Cairo’s famed Tahrir Square has been in an aesthetic limbo for decades, neglected and defenceless against the city’s ravaging forces of chaos and decay. As the years went by, the square at the heart of the Egyptian capital was reduced to a little more than a sprawling intersection with some of the city’s worst traffic, pollution and noise.
Tahrir square has been getting the attention it deserves and is already looking nothing like its old self. For months now, the square has been receiving a facelift as revolutionary in its scope as it is unusual in detail.
The rehabilitation project is a just reward for a place that's steeped in Egypt’s modern history and has witnessed many of the momentous events that shaped the country in the last century.

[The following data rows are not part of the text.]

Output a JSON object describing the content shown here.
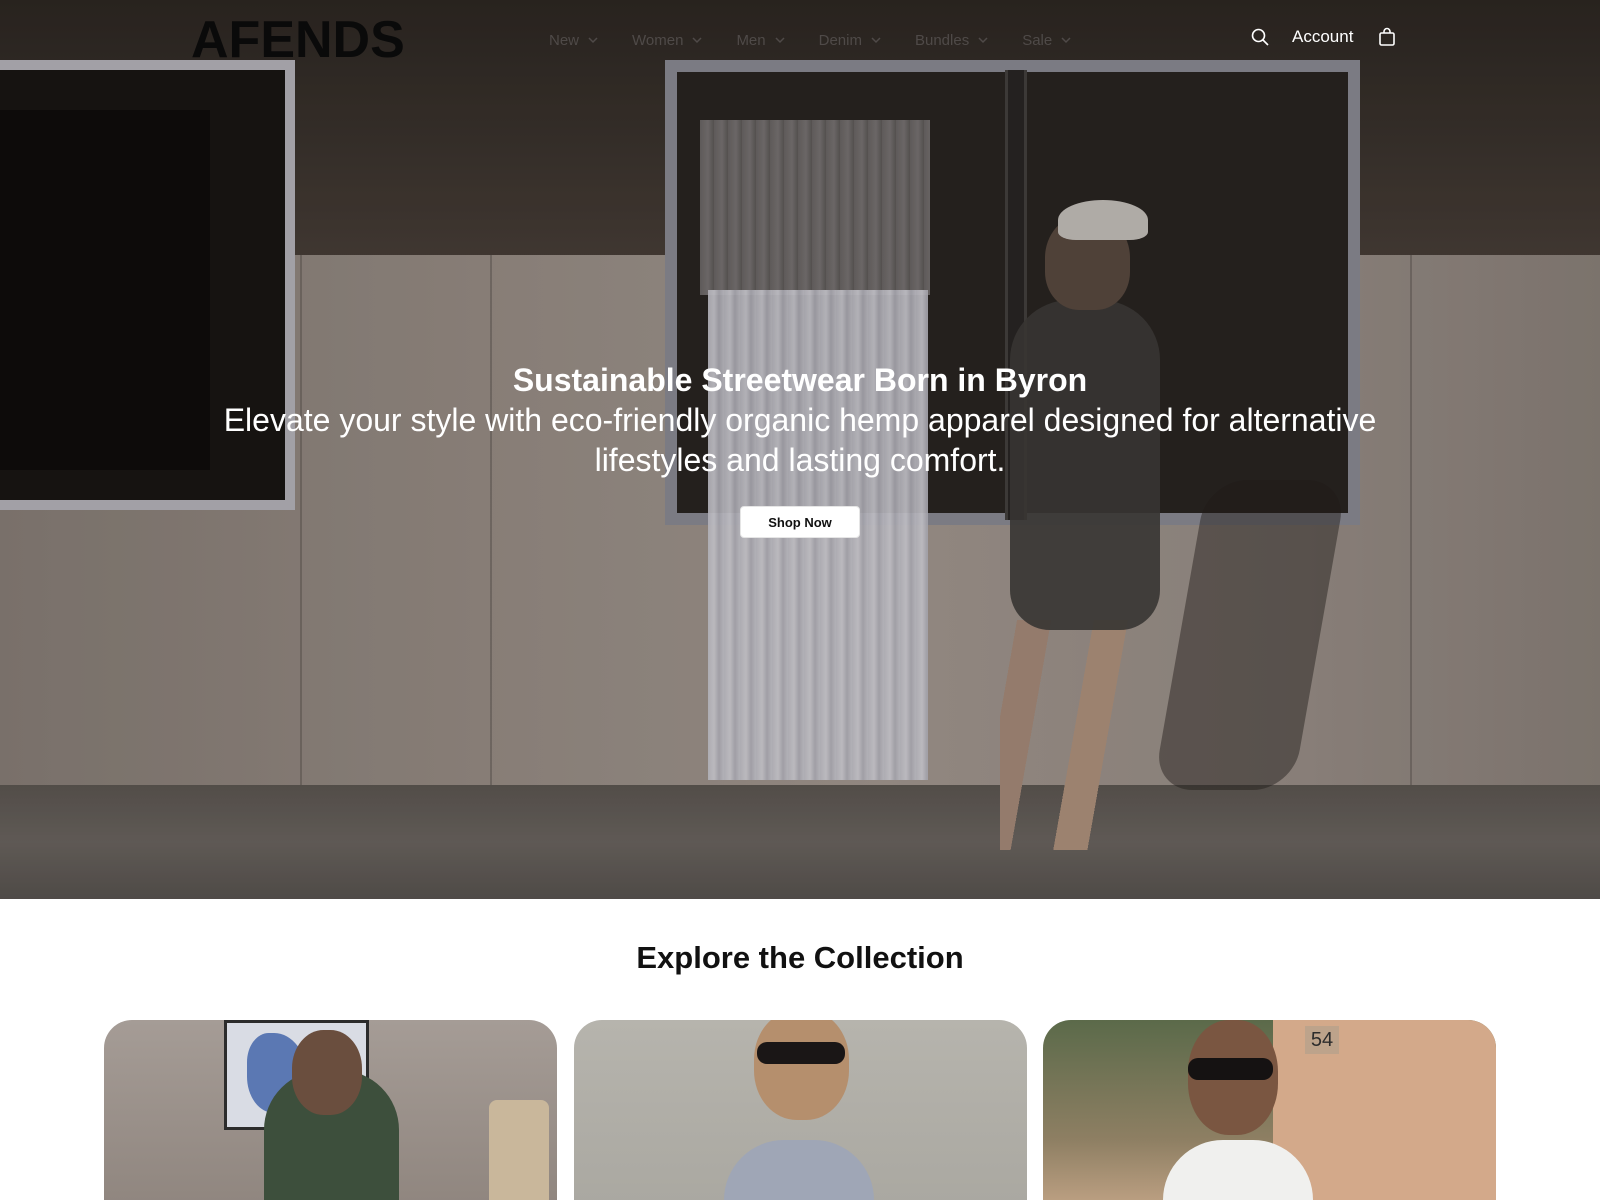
{
  "header": {
    "logo": "AFENDS",
    "nav": [
      {
        "label": "New"
      },
      {
        "label": "Women"
      },
      {
        "label": "Men"
      },
      {
        "label": "Denim"
      },
      {
        "label": "Bundles"
      },
      {
        "label": "Sale"
      }
    ],
    "account_label": "Account",
    "icons": {
      "search": "search-icon",
      "cart": "shopping-bag-icon",
      "chevron": "chevron-down-icon"
    }
  },
  "hero": {
    "title": "Sustainable Streetwear Born in Byron",
    "subtitle": "Elevate your style with eco-friendly organic hemp apparel designed for alternative lifestyles and lasting comfort.",
    "cta_label": "Shop Now"
  },
  "collection": {
    "title": "Explore the Collection",
    "cards": [
      {
        "image": "woman in green plaid top"
      },
      {
        "image": "woman in striped dress with sunglasses"
      },
      {
        "image": "woman in white top with sunglasses",
        "sign_text": "54"
      }
    ]
  },
  "colors": {
    "nav_text": "#4f4a48",
    "hero_text": "#ffffff",
    "logo": "#0a0a0a",
    "button_bg": "#ffffff"
  }
}
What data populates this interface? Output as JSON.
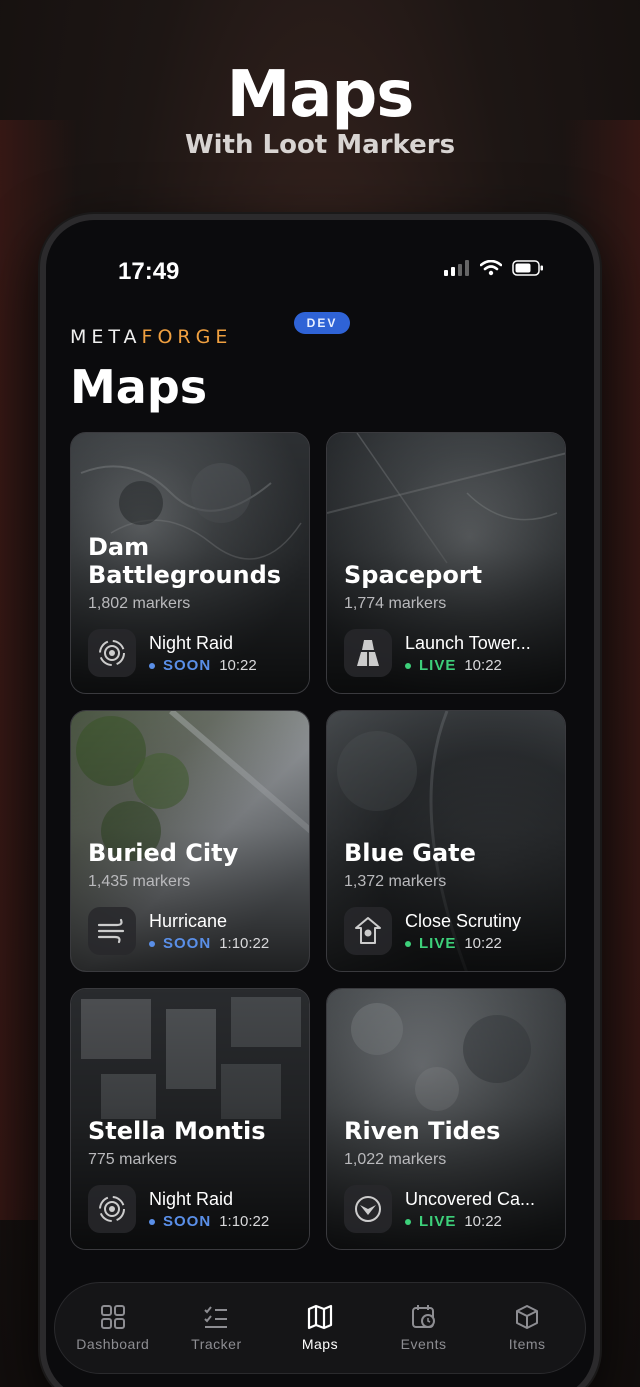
{
  "promo": {
    "title": "Maps",
    "subtitle": "With Loot Markers"
  },
  "status_bar": {
    "time": "17:49",
    "icons": [
      "cellular-icon",
      "wifi-icon",
      "battery-icon"
    ]
  },
  "header": {
    "brand_prefix": "META",
    "brand_suffix": "FORGE",
    "badge": "DEV",
    "title": "Maps"
  },
  "colors": {
    "accent": "#f0a040",
    "badge": "#2f63d6",
    "soon": "#5a8fe8",
    "live": "#3dd07a"
  },
  "maps": [
    {
      "name": "Dam Battlegrounds",
      "markers": "1,802 markers",
      "event": "Night Raid",
      "status": "SOON",
      "timer": "10:22",
      "icon": "night-raid-icon"
    },
    {
      "name": "Spaceport",
      "markers": "1,774 markers",
      "event": "Launch Tower...",
      "status": "LIVE",
      "timer": "10:22",
      "icon": "launch-tower-icon"
    },
    {
      "name": "Buried City",
      "markers": "1,435 markers",
      "event": "Hurricane",
      "status": "SOON",
      "timer": "1:10:22",
      "icon": "hurricane-icon"
    },
    {
      "name": "Blue Gate",
      "markers": "1,372 markers",
      "event": "Close Scrutiny",
      "status": "LIVE",
      "timer": "10:22",
      "icon": "close-scrutiny-icon"
    },
    {
      "name": "Stella Montis",
      "markers": "775 markers",
      "event": "Night Raid",
      "status": "SOON",
      "timer": "1:10:22",
      "icon": "night-raid-icon"
    },
    {
      "name": "Riven Tides",
      "markers": "1,022 markers",
      "event": "Uncovered Ca...",
      "status": "LIVE",
      "timer": "10:22",
      "icon": "uncovered-caches-icon"
    }
  ],
  "tabs": [
    {
      "label": "Dashboard",
      "icon": "dashboard-icon",
      "active": false
    },
    {
      "label": "Tracker",
      "icon": "tracker-icon",
      "active": false
    },
    {
      "label": "Maps",
      "icon": "map-icon",
      "active": true
    },
    {
      "label": "Events",
      "icon": "calendar-icon",
      "active": false
    },
    {
      "label": "Items",
      "icon": "box-icon",
      "active": false
    }
  ]
}
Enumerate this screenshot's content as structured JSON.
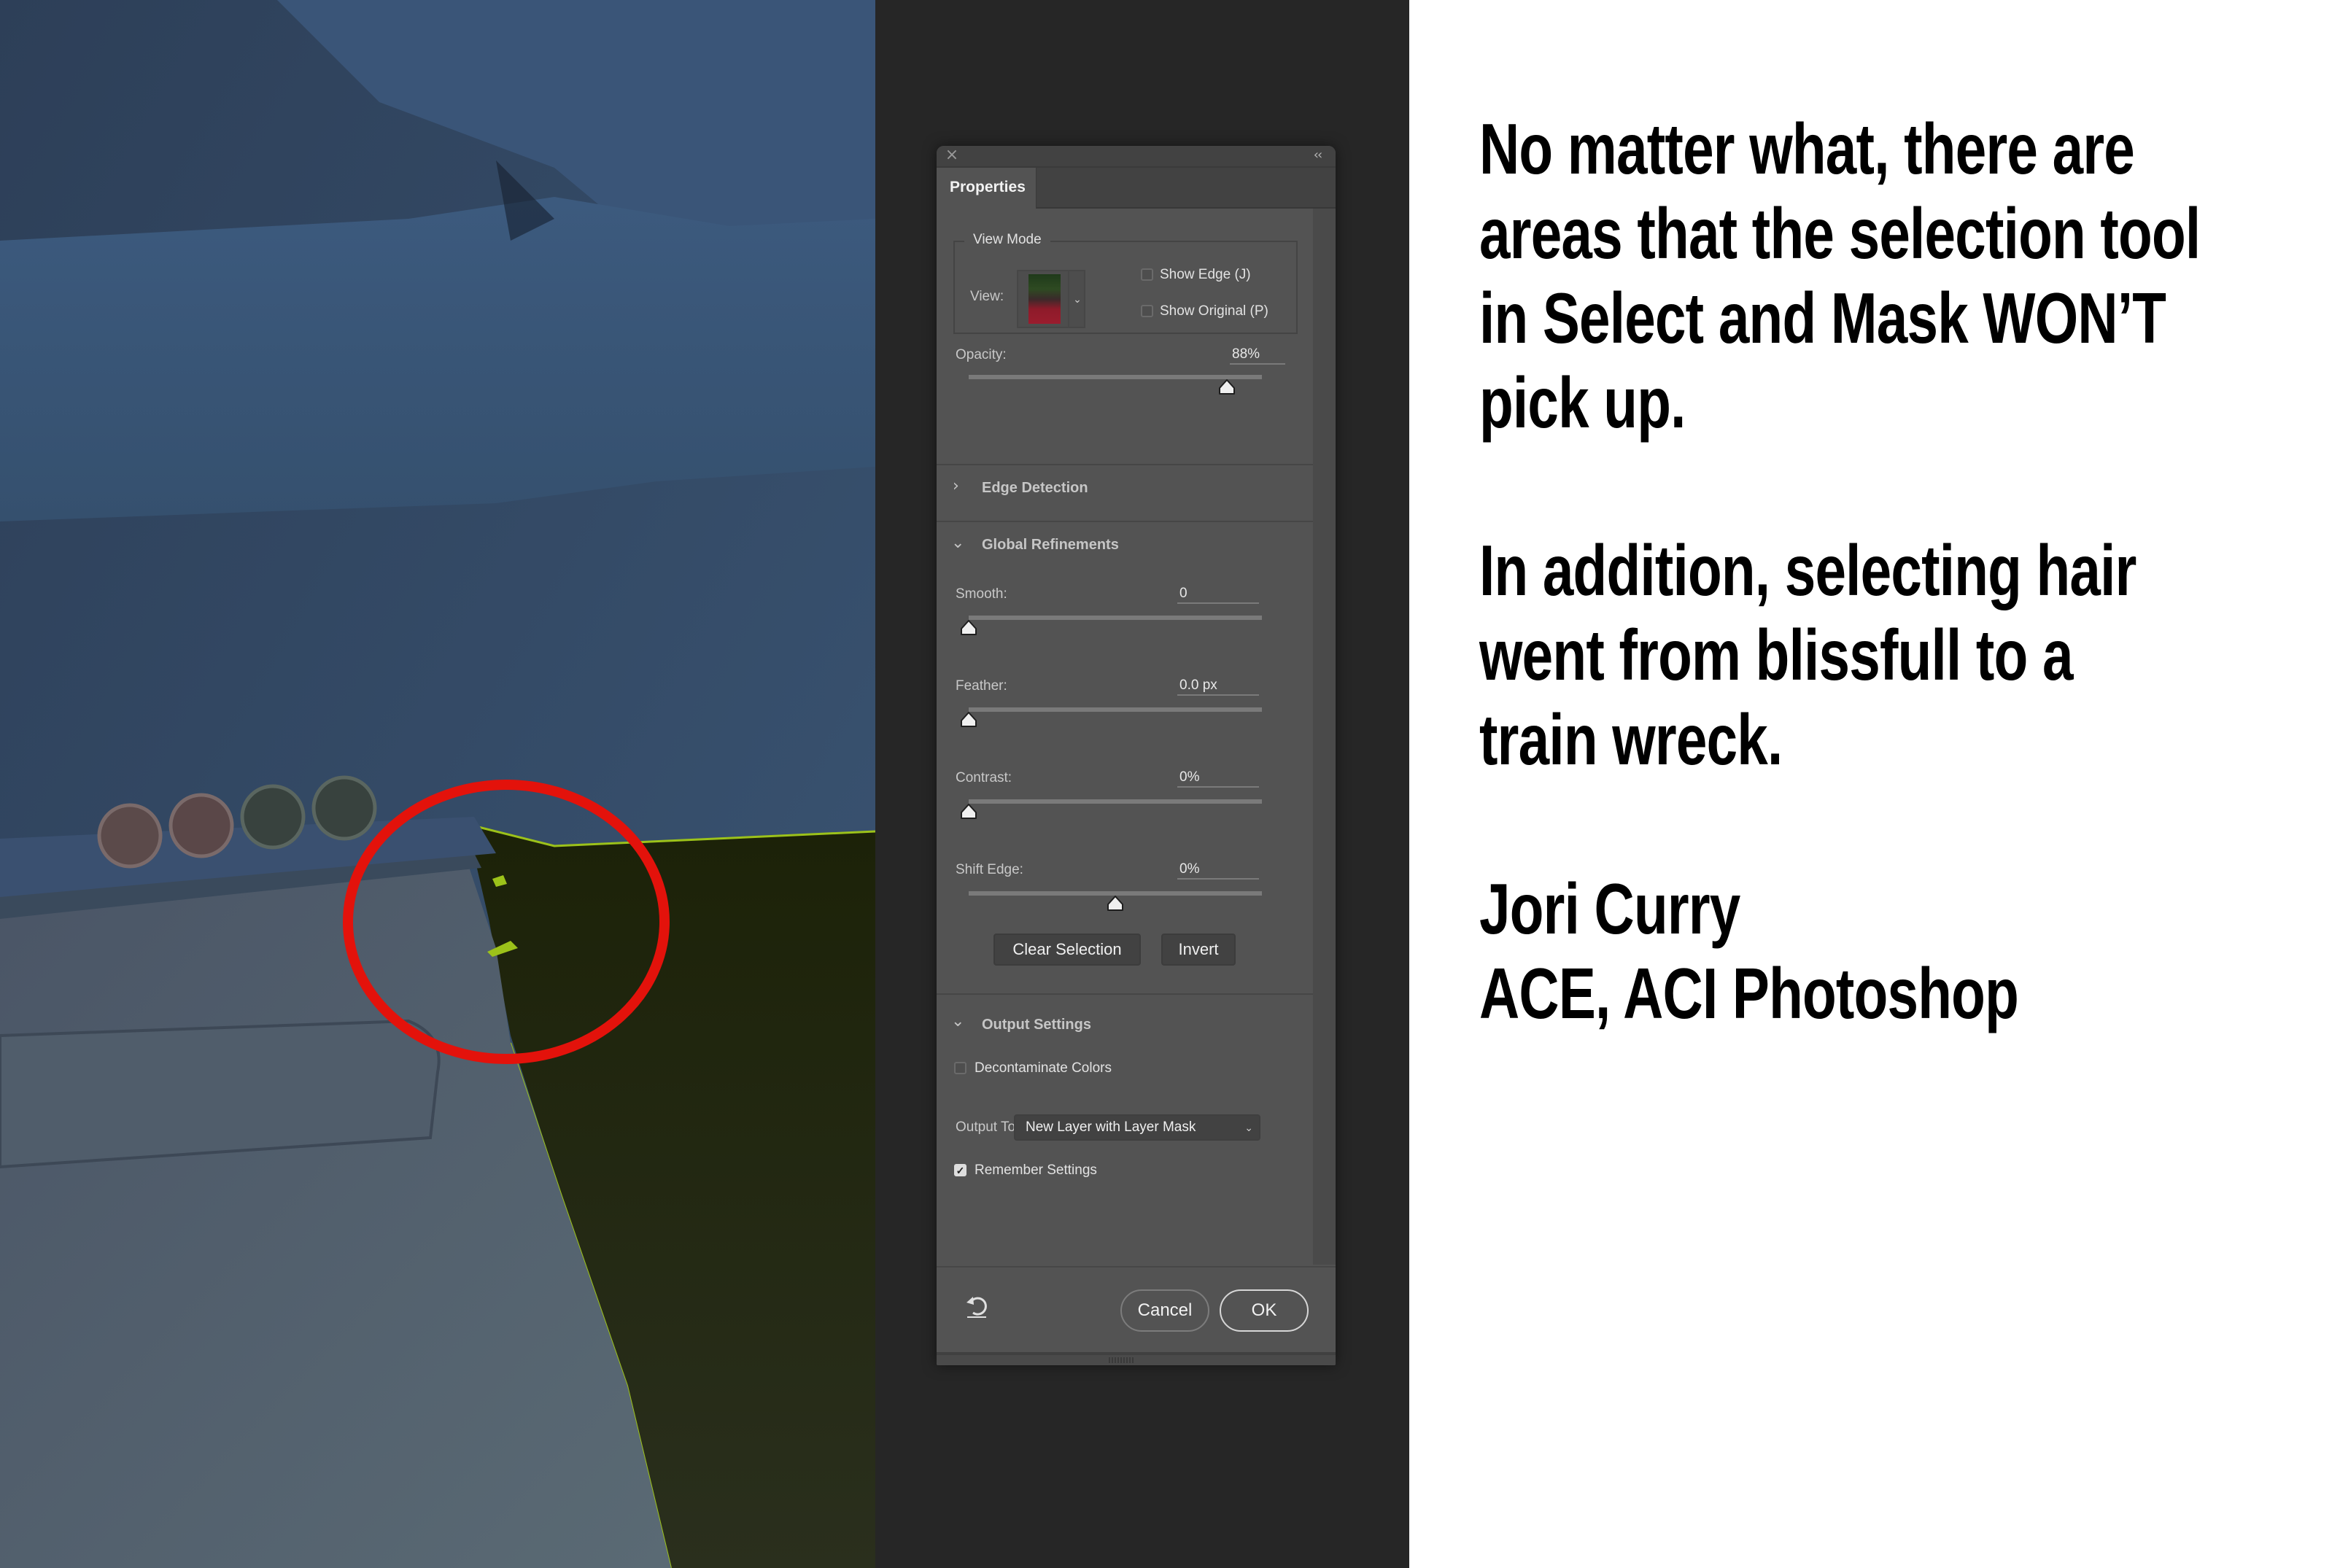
{
  "panel": {
    "close_icon": "×",
    "collapse_icon": "‹‹",
    "tab_label": "Properties",
    "view_mode": {
      "group_title": "View Mode",
      "view_label": "View:",
      "show_edge_label": "Show Edge (J)",
      "show_edge_checked": false,
      "show_original_label": "Show Original (P)",
      "show_original_checked": false
    },
    "opacity": {
      "label": "Opacity:",
      "value_text": "88%",
      "value": 88,
      "min": 0,
      "max": 100
    },
    "sections": {
      "edge_detection": {
        "title": "Edge Detection",
        "expanded": false
      },
      "global_refinements": {
        "title": "Global Refinements",
        "expanded": true
      },
      "output_settings": {
        "title": "Output Settings",
        "expanded": true
      }
    },
    "global_refinements": {
      "smooth": {
        "label": "Smooth:",
        "value_text": "0",
        "value": 0,
        "min": 0,
        "max": 100
      },
      "feather": {
        "label": "Feather:",
        "value_text": "0.0 px",
        "value": 0,
        "min": 0,
        "max": 250
      },
      "contrast": {
        "label": "Contrast:",
        "value_text": "0%",
        "value": 0,
        "min": 0,
        "max": 100
      },
      "shift_edge": {
        "label": "Shift Edge:",
        "value_text": "0%",
        "value": 0,
        "min": -100,
        "max": 100
      },
      "clear_selection_label": "Clear Selection",
      "invert_label": "Invert"
    },
    "output_settings": {
      "decontaminate_label": "Decontaminate Colors",
      "decontaminate_checked": false,
      "output_to_label": "Output To:",
      "output_to_value": "New Layer with Layer Mask"
    },
    "remember_settings_label": "Remember Settings",
    "remember_settings_checked": true,
    "footer": {
      "reset_icon": "reset-icon",
      "cancel_label": "Cancel",
      "ok_label": "OK"
    }
  },
  "slide": {
    "paragraph1": [
      "No matter what, there are",
      "areas that the selection tool",
      "in Select and Mask WON’T",
      "pick up."
    ],
    "paragraph2": [
      "In addition, selecting hair",
      "went from blissfull to a",
      "train wreck."
    ],
    "author": [
      "Jori Curry",
      "ACE, ACI Photoshop"
    ]
  },
  "colors": {
    "highlight_circle": "#e3120b",
    "panel_bg": "#535353",
    "workspace_bg": "#262626",
    "selection_edge": "#9cc21a"
  }
}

The latest was in 2011 when the square became the birthplace of a popular uprising that forced autocratic ruler Hosni Mubarak to step down after 29 years in office.
For the next few years, the square continued to witness violent protests as the country became mired in political unrest before a November 2013 law effectively banned all protests, with offenders facing up to five years in prison.
The square has been at the heart of public life in Cairo since the late 19th century, when it was constructed as part of an ambitious drive by Egypt’s ruler at the time, Khedive Ismail.
The free-spending monarch set about modernising the city centre, with Art Deco apartment buildings designed by European architects becoming the most defining and enduring feature of the area. It was first named Ismailia square, then Horya, or freedom square before it was finally renamed Tahrir (liberation) square in the 1950s.
Now, it is undergoing a transformation that draws on different eras of the country’s history. With nearly two dozen buildings, including several of the city’s best-known landmarks overlooking the square, the makeover has transformed the area into an eye-pleasing example of urban beautification, complete with palm trees, artistic lighting and large patches of emerald-green lawn.
The centrepiece of the square will now be a 19-meter-high pharaonic obelisk discovered in the Nile delta north of Cairo, and four sphinx-like statues with the body of a lion and the head of a ram.
The 3,000-year-old statues come from the Karnak temple in the southern city of Luxor. Their transfer to Cairo was decried by archaeologists and conservationists, who say the statues would be irreparably damaged by Cairo’s pollution.
At the time of their transfer, Mustafa Al Sagheer, the antiquities chief for the Karnak temple, said the four statues were from a recently discovered cache that had been there since about 700-800 BC. “The decision to remove them was made after exhaustive studies by experts,” he said. “All precautionary measures have been taken to preserve them.”
Yasmine El Dorghamy, a heritage expert, believes the obelisk is a “suitable” monument for the square given its height and the resilient granite it’s made of. But she is concerned about the durability of the four sphinxes.
“They are made of sandstone and that is not very sturdy. They may not last long before they show signs of tear and wear,” she said. “Besides that, I don’t mind at all what they are doing.”
In many ways, the overhaul of the square has shown the government’s commitment to a project that costs millions at a time when its focus has shifted to protecting the economy from the ravages of the coronavirus pandemic.
Already, President Abdel Fatah El Sisi has postponed the inauguration of all mega projects he has patronised since taking office in 2014 until next year. The only exception is the Tahrir Square makeover, a feel-good undertaking that’s expected to be inaugurated on June 30.
That date marks the seventh anniversary of the mass street protests that led to the removal by the military of Mohammed Morsi, an Islamist president whose one-year rule proved divisive.
Separately, authorities seeking to bring aesthetic uniformity to the site have removed the giant advertising billboards that sat for decades atop the Art Deco buildings around the square.
Even branches of fast food chains KFC and Hardee’s were forced to replace their trademark red signs with off-white ones to match the rest of the square.
Dozens of palm trees have also been planted, interspersed with grass areas and benches.
In some ways, the facelift indicates the government’s intention not to abandon Cairo when its ministries, parliament and the president move next year to a new capital built in the desert east of the capital. But the overhaul of the square is also an attempt to attract more visitors to an area that has traditionally been a prime site for tourists.
Many come to see the 150-year-old palace that has for decades been the flagship building of the Tahrir campus of the famed American University in Cairo. After 90 years in Tahrir and the surrounding area, the AUC moved in 2009 to a sprawling campus in a suburb east of the city.
The move was in large part a reflection of an ongoing trend for businesses, schools and well-to-do families to leave the overcrowded city for the suburbs in search of a better quality of life.
Last year the palace was turned into the centrepiece of a cultural centre geared towards a revival of art and culture in the city’s central area.
“The AUC was once the beating heart of everything that went down in the downtown area. When the university moved to New Cairo (the suburb east of Cairo), it left a vacuum behind. Now we want to ensure that the AUC thrives again as a centre of arts and culture,” Tarek Atia, managing director of the Tahrir Cultural Centre and Campus said.